### Work order
Repeat all of the data exactly. Leave nothing out.

□ □ □

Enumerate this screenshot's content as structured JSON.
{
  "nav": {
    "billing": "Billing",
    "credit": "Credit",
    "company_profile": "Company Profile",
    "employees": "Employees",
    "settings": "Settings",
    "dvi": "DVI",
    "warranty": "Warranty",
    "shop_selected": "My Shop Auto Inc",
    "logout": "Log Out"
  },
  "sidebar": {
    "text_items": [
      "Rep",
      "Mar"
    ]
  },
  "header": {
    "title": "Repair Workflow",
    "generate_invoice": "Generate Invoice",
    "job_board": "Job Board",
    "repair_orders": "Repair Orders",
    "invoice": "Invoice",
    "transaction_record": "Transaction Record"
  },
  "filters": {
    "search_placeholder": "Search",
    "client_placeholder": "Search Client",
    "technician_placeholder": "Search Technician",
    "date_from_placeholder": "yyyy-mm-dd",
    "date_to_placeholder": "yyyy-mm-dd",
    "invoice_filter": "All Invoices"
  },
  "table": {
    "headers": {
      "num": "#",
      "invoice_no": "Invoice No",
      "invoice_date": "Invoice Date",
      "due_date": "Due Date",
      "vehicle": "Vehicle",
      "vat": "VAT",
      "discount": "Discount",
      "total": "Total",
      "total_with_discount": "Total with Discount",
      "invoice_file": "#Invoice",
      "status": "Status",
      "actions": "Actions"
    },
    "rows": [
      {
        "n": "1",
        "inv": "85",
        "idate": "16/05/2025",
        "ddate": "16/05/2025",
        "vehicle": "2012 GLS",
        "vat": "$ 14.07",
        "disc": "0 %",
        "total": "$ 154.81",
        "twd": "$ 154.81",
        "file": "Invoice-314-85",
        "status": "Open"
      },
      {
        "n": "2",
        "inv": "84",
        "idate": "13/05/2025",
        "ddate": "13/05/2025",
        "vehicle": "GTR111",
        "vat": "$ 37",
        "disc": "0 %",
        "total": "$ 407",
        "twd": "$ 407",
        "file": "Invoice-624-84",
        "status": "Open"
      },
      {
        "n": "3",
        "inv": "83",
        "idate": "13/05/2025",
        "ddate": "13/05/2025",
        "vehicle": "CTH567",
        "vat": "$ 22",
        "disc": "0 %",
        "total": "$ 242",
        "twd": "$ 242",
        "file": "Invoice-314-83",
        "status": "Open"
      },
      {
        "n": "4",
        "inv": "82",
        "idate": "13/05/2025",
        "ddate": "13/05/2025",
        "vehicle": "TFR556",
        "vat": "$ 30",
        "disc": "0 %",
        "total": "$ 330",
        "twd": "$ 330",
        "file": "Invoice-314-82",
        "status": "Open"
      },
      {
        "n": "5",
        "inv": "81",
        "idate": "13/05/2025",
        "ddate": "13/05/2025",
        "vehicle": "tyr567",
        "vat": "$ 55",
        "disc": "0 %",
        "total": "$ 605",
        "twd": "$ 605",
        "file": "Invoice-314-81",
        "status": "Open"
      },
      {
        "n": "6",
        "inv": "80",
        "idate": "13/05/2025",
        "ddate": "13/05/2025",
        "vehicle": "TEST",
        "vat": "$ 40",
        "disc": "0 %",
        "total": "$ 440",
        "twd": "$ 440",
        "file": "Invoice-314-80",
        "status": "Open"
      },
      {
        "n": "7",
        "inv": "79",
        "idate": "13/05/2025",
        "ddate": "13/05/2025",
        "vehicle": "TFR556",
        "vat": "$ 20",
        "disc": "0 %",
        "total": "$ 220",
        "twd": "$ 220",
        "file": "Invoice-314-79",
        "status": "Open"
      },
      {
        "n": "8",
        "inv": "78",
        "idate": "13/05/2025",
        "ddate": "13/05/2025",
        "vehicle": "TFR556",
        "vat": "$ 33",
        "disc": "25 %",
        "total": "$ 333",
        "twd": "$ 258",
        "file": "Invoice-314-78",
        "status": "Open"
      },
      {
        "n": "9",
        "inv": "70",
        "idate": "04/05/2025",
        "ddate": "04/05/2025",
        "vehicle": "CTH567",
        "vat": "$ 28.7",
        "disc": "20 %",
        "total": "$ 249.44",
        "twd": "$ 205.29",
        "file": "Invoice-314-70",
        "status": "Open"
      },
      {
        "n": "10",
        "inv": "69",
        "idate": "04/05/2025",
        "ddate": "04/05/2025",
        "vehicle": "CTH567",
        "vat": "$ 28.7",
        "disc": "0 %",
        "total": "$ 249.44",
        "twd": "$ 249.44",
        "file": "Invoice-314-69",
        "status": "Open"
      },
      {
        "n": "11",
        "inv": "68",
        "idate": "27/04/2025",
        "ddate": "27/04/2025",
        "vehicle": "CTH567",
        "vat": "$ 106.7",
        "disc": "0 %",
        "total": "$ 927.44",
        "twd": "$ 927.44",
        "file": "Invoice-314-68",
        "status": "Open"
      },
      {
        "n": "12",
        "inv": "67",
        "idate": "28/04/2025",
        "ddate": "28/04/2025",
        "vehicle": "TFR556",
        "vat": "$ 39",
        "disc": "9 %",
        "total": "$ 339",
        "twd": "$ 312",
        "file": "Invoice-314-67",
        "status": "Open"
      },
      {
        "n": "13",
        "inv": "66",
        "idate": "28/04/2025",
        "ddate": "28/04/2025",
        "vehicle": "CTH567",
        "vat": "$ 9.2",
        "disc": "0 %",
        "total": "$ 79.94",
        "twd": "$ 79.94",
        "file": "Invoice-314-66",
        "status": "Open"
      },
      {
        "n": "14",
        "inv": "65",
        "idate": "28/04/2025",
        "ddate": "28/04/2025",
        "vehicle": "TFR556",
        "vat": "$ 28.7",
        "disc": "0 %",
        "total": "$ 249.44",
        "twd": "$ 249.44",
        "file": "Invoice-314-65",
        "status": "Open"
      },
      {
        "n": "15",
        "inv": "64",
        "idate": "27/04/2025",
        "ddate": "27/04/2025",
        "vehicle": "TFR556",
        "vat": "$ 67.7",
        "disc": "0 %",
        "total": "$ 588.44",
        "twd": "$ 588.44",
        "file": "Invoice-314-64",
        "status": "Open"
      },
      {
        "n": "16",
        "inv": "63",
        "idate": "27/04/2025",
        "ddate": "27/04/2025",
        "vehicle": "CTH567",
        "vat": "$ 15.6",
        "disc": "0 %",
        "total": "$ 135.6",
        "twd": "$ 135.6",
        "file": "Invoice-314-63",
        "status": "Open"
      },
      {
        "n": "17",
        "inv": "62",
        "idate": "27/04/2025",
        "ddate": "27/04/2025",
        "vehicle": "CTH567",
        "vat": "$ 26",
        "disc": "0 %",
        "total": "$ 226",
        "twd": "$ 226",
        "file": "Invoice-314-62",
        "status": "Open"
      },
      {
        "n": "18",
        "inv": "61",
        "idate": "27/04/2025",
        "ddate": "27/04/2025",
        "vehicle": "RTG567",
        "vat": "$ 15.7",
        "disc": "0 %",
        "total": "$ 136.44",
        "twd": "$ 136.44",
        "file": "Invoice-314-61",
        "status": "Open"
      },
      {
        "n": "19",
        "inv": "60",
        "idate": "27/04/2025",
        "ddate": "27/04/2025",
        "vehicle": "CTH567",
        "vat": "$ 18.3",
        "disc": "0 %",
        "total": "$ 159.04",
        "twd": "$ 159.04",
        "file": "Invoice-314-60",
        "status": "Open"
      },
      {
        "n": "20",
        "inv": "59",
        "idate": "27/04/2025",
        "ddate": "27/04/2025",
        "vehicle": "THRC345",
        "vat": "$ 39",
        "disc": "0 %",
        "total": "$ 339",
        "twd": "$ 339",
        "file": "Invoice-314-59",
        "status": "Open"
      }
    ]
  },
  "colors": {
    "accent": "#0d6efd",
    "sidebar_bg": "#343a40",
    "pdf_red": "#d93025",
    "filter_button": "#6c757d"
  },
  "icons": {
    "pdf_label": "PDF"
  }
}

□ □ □

### Response area
Enumerate this screenshot's content as structured JSON.
{
  "nav": {
    "billing": "Billing",
    "credit": "Credit",
    "company_profile": "Company Profile",
    "employees": "Employees",
    "settings": "Settings",
    "dvi": "DVI",
    "warranty": "Warranty",
    "shop_selected": "My Shop Auto Inc",
    "logout": "Log Out"
  },
  "sidebar": {
    "text_items": [
      "Rep",
      "Mar"
    ]
  },
  "header": {
    "title": "Repair Workflow",
    "generate_invoice": "Generate Invoice",
    "job_board": "Job Board",
    "repair_orders": "Repair Orders",
    "invoice": "Invoice",
    "transaction_record": "Transaction Record"
  },
  "filters": {
    "search_placeholder": "Search",
    "client_placeholder": "Search Client",
    "technician_placeholder": "Search Technician",
    "date_from_placeholder": "yyyy-mm-dd",
    "date_to_placeholder": "yyyy-mm-dd",
    "invoice_filter": "All Invoices"
  },
  "table": {
    "headers": {
      "num": "#",
      "invoice_no": "Invoice No",
      "invoice_date": "Invoice Date",
      "due_date": "Due Date",
      "vehicle": "Vehicle",
      "vat": "VAT",
      "discount": "Discount",
      "total": "Total",
      "total_with_discount": "Total with Discount",
      "invoice_file": "#Invoice",
      "status": "Status",
      "actions": "Actions"
    },
    "rows": [
      {
        "n": "1",
        "inv": "85",
        "idate": "16/05/2025",
        "ddate": "16/05/2025",
        "vehicle": "2012 GLS",
        "vat": "$ 14.07",
        "disc": "0 %",
        "total": "$ 154.81",
        "twd": "$ 154.81",
        "file": "Invoice-314-85",
        "status": "Open"
      },
      {
        "n": "2",
        "inv": "84",
        "idate": "13/05/2025",
        "ddate": "13/05/2025",
        "vehicle": "GTR111",
        "vat": "$ 37",
        "disc": "0 %",
        "total": "$ 407",
        "twd": "$ 407",
        "file": "Invoice-624-84",
        "status": "Open"
      },
      {
        "n": "3",
        "inv": "83",
        "idate": "13/05/2025",
        "ddate": "13/05/2025",
        "vehicle": "CTH567",
        "vat": "$ 22",
        "disc": "0 %",
        "total": "$ 242",
        "twd": "$ 242",
        "file": "Invoice-314-83",
        "status": "Open"
      },
      {
        "n": "4",
        "inv": "82",
        "idate": "13/05/2025",
        "ddate": "13/05/2025",
        "vehicle": "TFR556",
        "vat": "$ 30",
        "disc": "0 %",
        "total": "$ 330",
        "twd": "$ 330",
        "file": "Invoice-314-82",
        "status": "Open"
      },
      {
        "n": "5",
        "inv": "81",
        "idate": "13/05/2025",
        "ddate": "13/05/2025",
        "vehicle": "tyr567",
        "vat": "$ 55",
        "disc": "0 %",
        "total": "$ 605",
        "twd": "$ 605",
        "file": "Invoice-314-81",
        "status": "Open"
      },
      {
        "n": "6",
        "inv": "80",
        "idate": "13/05/2025",
        "ddate": "13/05/2025",
        "vehicle": "TEST",
        "vat": "$ 40",
        "disc": "0 %",
        "total": "$ 440",
        "twd": "$ 440",
        "file": "Invoice-314-80",
        "status": "Open"
      },
      {
        "n": "7",
        "inv": "79",
        "idate": "13/05/2025",
        "ddate": "13/05/2025",
        "vehicle": "TFR556",
        "vat": "$ 20",
        "disc": "0 %",
        "total": "$ 220",
        "twd": "$ 220",
        "file": "Invoice-314-79",
        "status": "Open"
      },
      {
        "n": "8",
        "inv": "78",
        "idate": "13/05/2025",
        "ddate": "13/05/2025",
        "vehicle": "TFR556",
        "vat": "$ 33",
        "disc": "25 %",
        "total": "$ 333",
        "twd": "$ 258",
        "file": "Invoice-314-78",
        "status": "Open"
      },
      {
        "n": "9",
        "inv": "70",
        "idate": "04/05/2025",
        "ddate": "04/05/2025",
        "vehicle": "CTH567",
        "vat": "$ 28.7",
        "disc": "20 %",
        "total": "$ 249.44",
        "twd": "$ 205.29",
        "file": "Invoice-314-70",
        "status": "Open"
      },
      {
        "n": "10",
        "inv": "69",
        "idate": "04/05/2025",
        "ddate": "04/05/2025",
        "vehicle": "CTH567",
        "vat": "$ 28.7",
        "disc": "0 %",
        "total": "$ 249.44",
        "twd": "$ 249.44",
        "file": "Invoice-314-69",
        "status": "Open"
      },
      {
        "n": "11",
        "inv": "68",
        "idate": "27/04/2025",
        "ddate": "27/04/2025",
        "vehicle": "CTH567",
        "vat": "$ 106.7",
        "disc": "0 %",
        "total": "$ 927.44",
        "twd": "$ 927.44",
        "file": "Invoice-314-68",
        "status": "Open"
      },
      {
        "n": "12",
        "inv": "67",
        "idate": "28/04/2025",
        "ddate": "28/04/2025",
        "vehicle": "TFR556",
        "vat": "$ 39",
        "disc": "9 %",
        "total": "$ 339",
        "twd": "$ 312",
        "file": "Invoice-314-67",
        "status": "Open"
      },
      {
        "n": "13",
        "inv": "66",
        "idate": "28/04/2025",
        "ddate": "28/04/2025",
        "vehicle": "CTH567",
        "vat": "$ 9.2",
        "disc": "0 %",
        "total": "$ 79.94",
        "twd": "$ 79.94",
        "file": "Invoice-314-66",
        "status": "Open"
      },
      {
        "n": "14",
        "inv": "65",
        "idate": "28/04/2025",
        "ddate": "28/04/2025",
        "vehicle": "TFR556",
        "vat": "$ 28.7",
        "disc": "0 %",
        "total": "$ 249.44",
        "twd": "$ 249.44",
        "file": "Invoice-314-65",
        "status": "Open"
      },
      {
        "n": "15",
        "inv": "64",
        "idate": "27/04/2025",
        "ddate": "27/04/2025",
        "vehicle": "TFR556",
        "vat": "$ 67.7",
        "disc": "0 %",
        "total": "$ 588.44",
        "twd": "$ 588.44",
        "file": "Invoice-314-64",
        "status": "Open"
      },
      {
        "n": "16",
        "inv": "63",
        "idate": "27/04/2025",
        "ddate": "27/04/2025",
        "vehicle": "CTH567",
        "vat": "$ 15.6",
        "disc": "0 %",
        "total": "$ 135.6",
        "twd": "$ 135.6",
        "file": "Invoice-314-63",
        "status": "Open"
      },
      {
        "n": "17",
        "inv": "62",
        "idate": "27/04/2025",
        "ddate": "27/04/2025",
        "vehicle": "CTH567",
        "vat": "$ 26",
        "disc": "0 %",
        "total": "$ 226",
        "twd": "$ 226",
        "file": "Invoice-314-62",
        "status": "Open"
      },
      {
        "n": "18",
        "inv": "61",
        "idate": "27/04/2025",
        "ddate": "27/04/2025",
        "vehicle": "RTG567",
        "vat": "$ 15.7",
        "disc": "0 %",
        "total": "$ 136.44",
        "twd": "$ 136.44",
        "file": "Invoice-314-61",
        "status": "Open"
      },
      {
        "n": "19",
        "inv": "60",
        "idate": "27/04/2025",
        "ddate": "27/04/2025",
        "vehicle": "CTH567",
        "vat": "$ 18.3",
        "disc": "0 %",
        "total": "$ 159.04",
        "twd": "$ 159.04",
        "file": "Invoice-314-60",
        "status": "Open"
      },
      {
        "n": "20",
        "inv": "59",
        "idate": "27/04/2025",
        "ddate": "27/04/2025",
        "vehicle": "THRC345",
        "vat": "$ 39",
        "disc": "0 %",
        "total": "$ 339",
        "twd": "$ 339",
        "file": "Invoice-314-59",
        "status": "Open"
      }
    ]
  },
  "colors": {
    "accent": "#0d6efd",
    "sidebar_bg": "#343a40",
    "pdf_red": "#d93025",
    "filter_button": "#6c757d"
  },
  "icons": {
    "pdf_label": "PDF"
  }
}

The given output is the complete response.